/---

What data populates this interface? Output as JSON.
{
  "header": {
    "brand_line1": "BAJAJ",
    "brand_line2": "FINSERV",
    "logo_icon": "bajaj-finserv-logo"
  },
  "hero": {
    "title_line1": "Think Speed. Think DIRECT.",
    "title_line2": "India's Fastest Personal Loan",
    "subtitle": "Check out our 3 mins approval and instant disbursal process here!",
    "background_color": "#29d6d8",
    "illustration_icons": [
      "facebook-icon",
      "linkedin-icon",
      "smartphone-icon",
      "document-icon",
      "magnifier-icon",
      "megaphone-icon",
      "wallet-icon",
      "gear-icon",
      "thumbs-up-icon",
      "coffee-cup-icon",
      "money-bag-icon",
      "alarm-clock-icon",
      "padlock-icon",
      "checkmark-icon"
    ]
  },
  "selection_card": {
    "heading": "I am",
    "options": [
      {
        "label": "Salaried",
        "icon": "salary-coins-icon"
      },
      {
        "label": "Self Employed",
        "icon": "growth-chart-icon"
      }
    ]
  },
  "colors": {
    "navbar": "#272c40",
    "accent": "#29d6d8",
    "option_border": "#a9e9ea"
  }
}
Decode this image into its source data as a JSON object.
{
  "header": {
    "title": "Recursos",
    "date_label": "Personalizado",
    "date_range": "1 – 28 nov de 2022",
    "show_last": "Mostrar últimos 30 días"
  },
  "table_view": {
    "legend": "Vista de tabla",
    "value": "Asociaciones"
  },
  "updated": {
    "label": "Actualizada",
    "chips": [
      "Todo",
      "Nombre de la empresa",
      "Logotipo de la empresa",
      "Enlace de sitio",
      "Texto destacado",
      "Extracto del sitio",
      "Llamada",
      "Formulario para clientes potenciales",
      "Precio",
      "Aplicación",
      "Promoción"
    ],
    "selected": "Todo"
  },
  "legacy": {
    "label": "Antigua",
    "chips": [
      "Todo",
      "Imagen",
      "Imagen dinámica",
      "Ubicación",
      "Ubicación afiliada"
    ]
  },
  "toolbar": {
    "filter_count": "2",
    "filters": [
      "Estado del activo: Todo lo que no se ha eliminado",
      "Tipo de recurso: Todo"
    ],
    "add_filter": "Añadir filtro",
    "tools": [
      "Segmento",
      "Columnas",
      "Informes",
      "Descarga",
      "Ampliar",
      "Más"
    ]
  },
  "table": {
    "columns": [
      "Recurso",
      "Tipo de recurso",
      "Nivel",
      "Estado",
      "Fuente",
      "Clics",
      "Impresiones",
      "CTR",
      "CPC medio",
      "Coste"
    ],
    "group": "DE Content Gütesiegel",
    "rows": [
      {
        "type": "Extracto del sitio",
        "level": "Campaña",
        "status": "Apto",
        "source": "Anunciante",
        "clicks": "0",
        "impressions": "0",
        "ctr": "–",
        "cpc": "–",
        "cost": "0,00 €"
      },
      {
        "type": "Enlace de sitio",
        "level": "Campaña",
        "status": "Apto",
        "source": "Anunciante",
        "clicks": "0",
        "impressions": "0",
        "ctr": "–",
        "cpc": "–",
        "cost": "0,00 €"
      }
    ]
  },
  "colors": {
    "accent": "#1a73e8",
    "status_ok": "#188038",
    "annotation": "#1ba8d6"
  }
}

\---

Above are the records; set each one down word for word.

-- Written solution --
What data populates this interface? Output as JSON.
{
  "header": {
    "brand_line1": "BAJAJ",
    "brand_line2": "FINSERV",
    "logo_icon": "bajaj-finserv-logo"
  },
  "hero": {
    "title_line1": "Think Speed. Think DIRECT.",
    "title_line2": "India's Fastest Personal Loan",
    "subtitle": "Check out our 3 mins approval and instant disbursal process here!",
    "background_color": "#29d6d8",
    "illustration_icons": [
      "facebook-icon",
      "linkedin-icon",
      "smartphone-icon",
      "document-icon",
      "magnifier-icon",
      "megaphone-icon",
      "wallet-icon",
      "gear-icon",
      "thumbs-up-icon",
      "coffee-cup-icon",
      "money-bag-icon",
      "alarm-clock-icon",
      "padlock-icon",
      "checkmark-icon"
    ]
  },
  "selection_card": {
    "heading": "I am",
    "options": [
      {
        "label": "Salaried",
        "icon": "salary-coins-icon"
      },
      {
        "label": "Self Employed",
        "icon": "growth-chart-icon"
      }
    ]
  },
  "colors": {
    "navbar": "#272c40",
    "accent": "#29d6d8",
    "option_border": "#a9e9ea"
  }
}
Decode this image into its source data as a JSON object.
{
  "header": {
    "title": "Recursos",
    "date_label": "Personalizado",
    "date_range": "1 – 28 nov de 2022",
    "show_last": "Mostrar últimos 30 días"
  },
  "table_view": {
    "legend": "Vista de tabla",
    "value": "Asociaciones"
  },
  "updated": {
    "label": "Actualizada",
    "chips": [
      "Todo",
      "Nombre de la empresa",
      "Logotipo de la empresa",
      "Enlace de sitio",
      "Texto destacado",
      "Extracto del sitio",
      "Llamada",
      "Formulario para clientes potenciales",
      "Precio",
      "Aplicación",
      "Promoción"
    ],
    "selected": "Todo"
  },
  "legacy": {
    "label": "Antigua",
    "chips": [
      "Todo",
      "Imagen",
      "Imagen dinámica",
      "Ubicación",
      "Ubicación afiliada"
    ]
  },
  "toolbar": {
    "filter_count": "2",
    "filters": [
      "Estado del activo: Todo lo que no se ha eliminado",
      "Tipo de recurso: Todo"
    ],
    "add_filter": "Añadir filtro",
    "tools": [
      "Segmento",
      "Columnas",
      "Informes",
      "Descarga",
      "Ampliar",
      "Más"
    ]
  },
  "table": {
    "columns": [
      "Recurso",
      "Tipo de recurso",
      "Nivel",
      "Estado",
      "Fuente",
      "Clics",
      "Impresiones",
      "CTR",
      "CPC medio",
      "Coste"
    ],
    "group": "DE Content Gütesiegel",
    "rows": [
      {
        "type": "Extracto del sitio",
        "level": "Campaña",
        "status": "Apto",
        "source": "Anunciante",
        "clicks": "0",
        "impressions": "0",
        "ctr": "–",
        "cpc": "–",
        "cost": "0,00 €"
      },
      {
        "type": "Enlace de sitio",
        "level": "Campaña",
        "status": "Apto",
        "source": "Anunciante",
        "clicks": "0",
        "impressions": "0",
        "ctr": "–",
        "cpc": "–",
        "cost": "0,00 €"
      }
    ]
  },
  "colors": {
    "accent": "#1a73e8",
    "status_ok": "#188038",
    "annotation": "#1ba8d6"
  }
}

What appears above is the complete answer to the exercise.